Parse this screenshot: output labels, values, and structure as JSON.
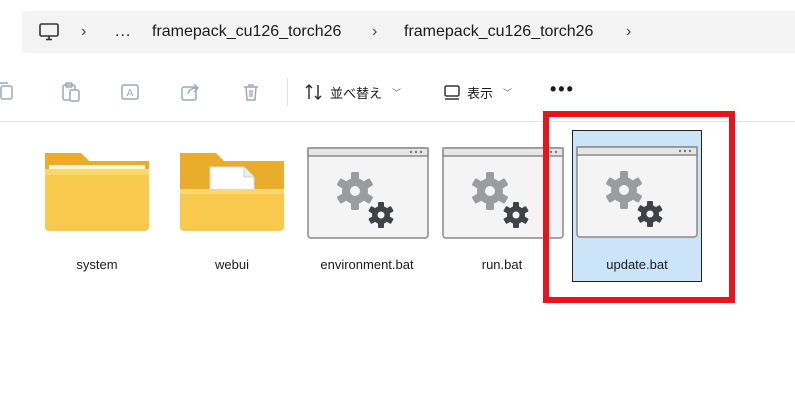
{
  "address_bar": {
    "overflow": "...",
    "crumbs": [
      "framepack_cu126_torch26",
      "framepack_cu126_torch26"
    ]
  },
  "toolbar": {
    "sort_label": "並べ替え",
    "view_label": "表示",
    "more_label": "•••"
  },
  "files": [
    {
      "name": "system",
      "type": "folder"
    },
    {
      "name": "webui",
      "type": "folder-doc"
    },
    {
      "name": "environment.bat",
      "type": "bat"
    },
    {
      "name": "run.bat",
      "type": "bat"
    },
    {
      "name": "update.bat",
      "type": "bat",
      "selected": true
    }
  ],
  "colors": {
    "highlight": "#e8141c",
    "selection": "#cce4f7",
    "folder": "#f6c343"
  }
}
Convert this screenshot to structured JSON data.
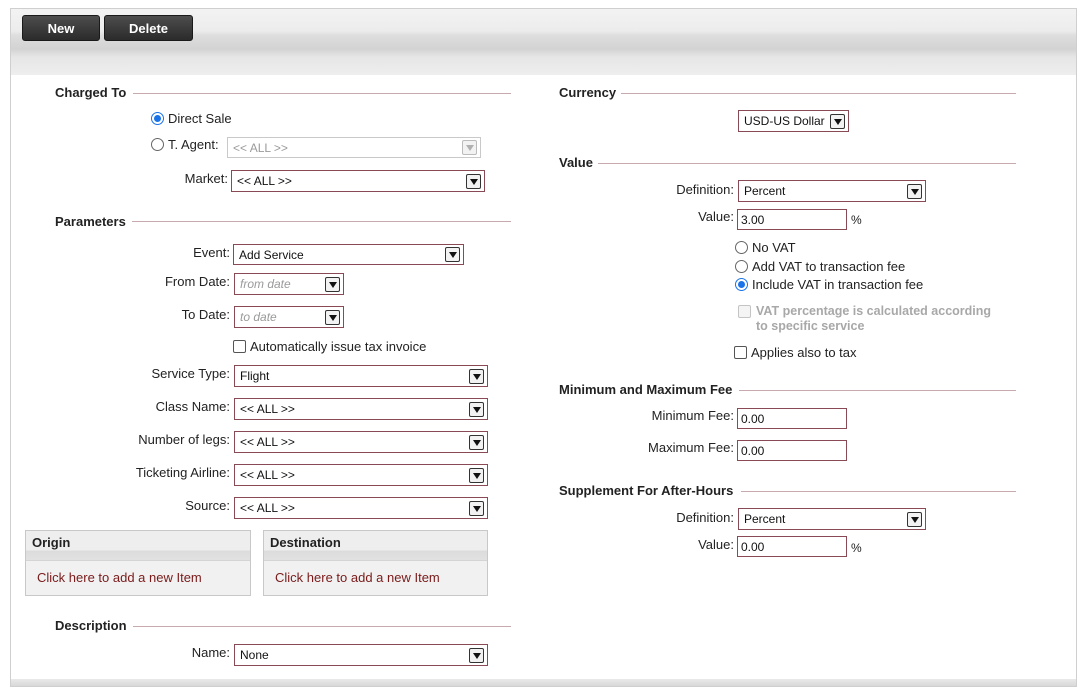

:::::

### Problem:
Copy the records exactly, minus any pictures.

### Response area:
Parse this screenshot: output labels, values, and structure as JSON.
{
  "address_bar": {
    "overflow": "...",
    "crumbs": [
      "framepack_cu126_torch26",
      "framepack_cu126_torch26"
    ]
  },
  "toolbar": {
    "sort_label": "並べ替え",
    "view_label": "表示",
    "more_label": "•••"
  },
  "files": [
    {
      "name": "system",
      "type": "folder"
    },
    {
      "name": "webui",
      "type": "folder-doc"
    },
    {
      "name": "environment.bat",
      "type": "bat"
    },
    {
      "name": "run.bat",
      "type": "bat"
    },
    {
      "name": "update.bat",
      "type": "bat",
      "selected": true
    }
  ],
  "colors": {
    "highlight": "#e8141c",
    "selection": "#cce4f7",
    "folder": "#f6c343"
  }
}
Convert this screenshot to structured JSON data.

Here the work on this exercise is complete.